Makayla Clark gave little thought to the pain that was slowly gripping her right knee. As an athlete, she was used to the aches and pains that accompany daily workouts and game-time intensity. But as time wore on, the pain worsened. And after months of trying to tough it out, the pain led Makayla down an unexpected path.
Eight months after the pain emerged, Makayla went from sprinting on the basketball court to hobbling on crutches. A few weeks later, she was virtually immobilized. Her entire right leg became dead weight. In the blink of an eye, the once-active 12-year-old was battling constant, crippling pain.
The Search for Answers
Makayla's condition remained a mystery as her family consulted one specialist after another. Medications were prescribed. Support braces were fitted. Still, there was no sign of improvement.
"She was convinced she would never be active again," Karen said. "She was basically couch-bound."
After trying every treatment option outside of invasive surgery, Karen finally came across an answer.
She learned that Cara Hoffart, DO, and her team at Children’s Mercy specialize in treating kids with Makayla’s symptoms. She soon had a name for the cause – a little-known condition called amplified pain syndrome. The next thing they knew, the Iowa family was making the five-hour trek to Kansas City with hope for a cure.
Karen and Makayla learned two things during their first meeting with Dr. Hoffart – 1. Recovery was possible and 2. It would not be easy.
The Rehabilitation for Amplified Pain Syndromes (RAPS) program leads patients through three to four weeks of intense physical exercise to help restore mobility. No medications. No surgical procedures. Just retraining the body through tough physical work and emotional work and – once function is regained – curing the pain that led to their condition.
"Pain syndromes usually begin with a minor injury, and then a variety of factors such as stress and inactivity make the pain much worse and cause it to spread to other parts of the body," Dr. Hoffart said. "The best treatment is to get patients up and active to rebuild their strength."
Makayla was initially skeptical. She felt pain just sitting still. The thought of walking on a treadmill and bounding up staircases seemed ridiculous – and terrifying. But Dr. Hoffart and the RAPS team provided reassurance, and Makayla was soon ready to get to work.
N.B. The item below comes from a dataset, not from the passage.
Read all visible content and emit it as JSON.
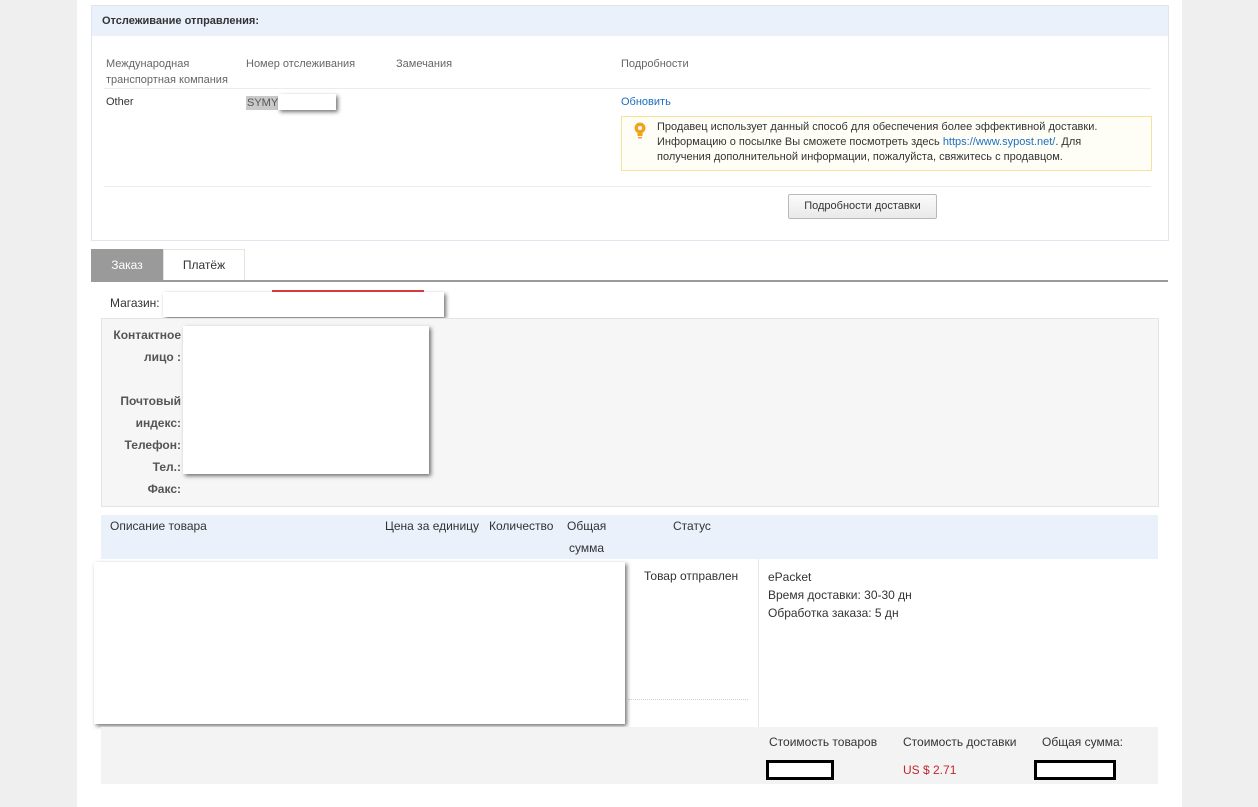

Right away, Makayla was taking steps in a therapy pool. Once she could walk unsupported, the activities intensified. From morning to evening she ran timed drills, carried weights, and practiced yoga. Her schedule also included group therapy sessions for added support.
At the end of her four-week program, Makayla was once again fully mobile. She still practices yoga at home and has her eyes set on making her school's volleyball team. These feats were unimaginable a matter of months ago. The hard work, she said, was well worth it.
"They would push you at times, but everyone was really encouraging," Makayla said. "We call the RAPS program a miracle."
At the start of Makayla's journey, her goal was to get back to her old self. Now that she's fully recovered, she feels she's left her old self behind.
"This is a brand new Makayla – better than old Makayla."